Currently Untitled (Adam Cooley, 2010)
Every time I review a short, I end up putting in a statement somewhere about how I don’t normally review shorts. So I figure I might as well get it out of the way in the first sentence this time. But every once in a while either I love/hate one enough that I’d feel wrong not telling as many people as possible to see/avoid it, or I come across one that, while not inspiring quite that level of emotion, is the work of a director who strikes me as being not nearly as well-known as s/he should be. I’m a DIY musician myself, and I know maybe more than the average bear that word-of-mouth publicity is a powerful tool. Currently Untitled, the latest-as-I-write-this film by maverick lensman Adam Cooley, falls into the second category easily.
This is where, in most reviews, I give a plot synopsis. That’s impossible with Currently Untitled. This is a movie about director’s block, which is like writer’s block, but it involves cameras. Cooley can’t come up with an idea for his next movie. Given that, why not make a movie about director’s block? But this brief synopsis doesn’t tell you a blessed thing about this flick; it is aggressively non-commercial, filmed in such a way as to make the viewer hate it. (This fits in with the recurring theme of Cooley’s own insecurity. I have no idea how fact-based this flick is, but if Cooley is to be believed, the entire production crew on his previous movie told him they never wanted to work with him again before he started shooting this one, and his girlfriend left him while he was making this one. Perhaps the insecurity is deserved.) I don’t think either Jon Jost or Monte Hellman, both of whom are obvious influences on Cooley, ever intentionally set out to make a non-commercial film; I think the non-commercial aspects of their movies arise naturally from their styles of filmmaking. Cooley, on the other hand, is actively thumbing his nose at the system in Currently Untitled. The sound mixing is a nightmare, the cinematography jumps from overexposure to underexposure (sometimes in the same scene), the plot is nonexistent, the acting is either painfully amateur or blindingly brilliant (I can’t tell which, and that in itself is telling).

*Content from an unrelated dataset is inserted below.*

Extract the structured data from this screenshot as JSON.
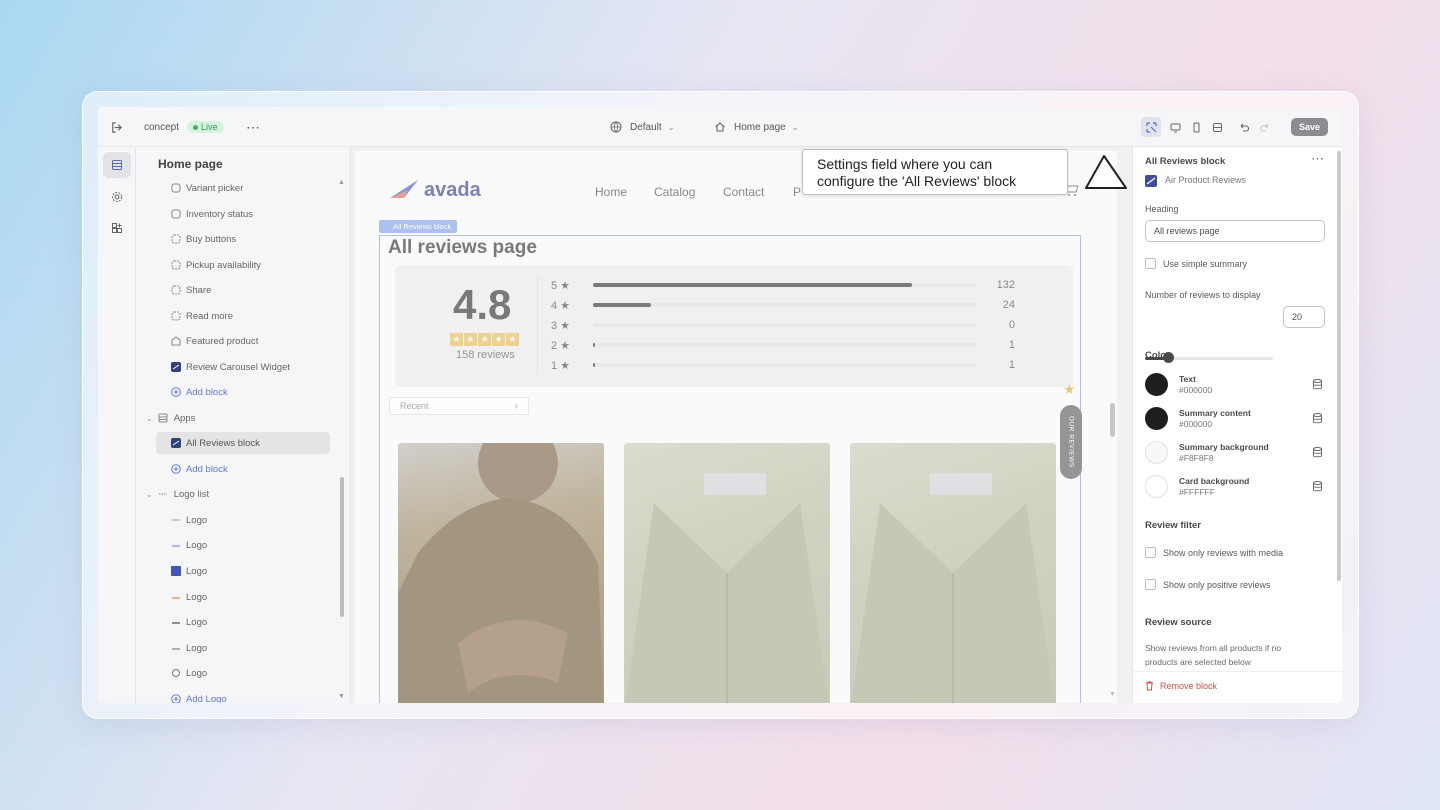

Given that this is a movie that is daring you—hell, begging you—to hate it, well, if I had fallen totally in love with it it wouldn’t have done its job. Five minutes in (and I will say that forty-two minutes was just about the correct length for this experiment) I wasn’t sure I was going to be able to watch the whole thing all the way through. I did, however, and I found it witty, amusing, and thought-provoking. Your mileage may vary widely, and to say this is not a movie for everyone would be understating the case something fierce—but you won’t know unless you try, and I would strongly recommend trying. ***
The full film, streamable on vimeo.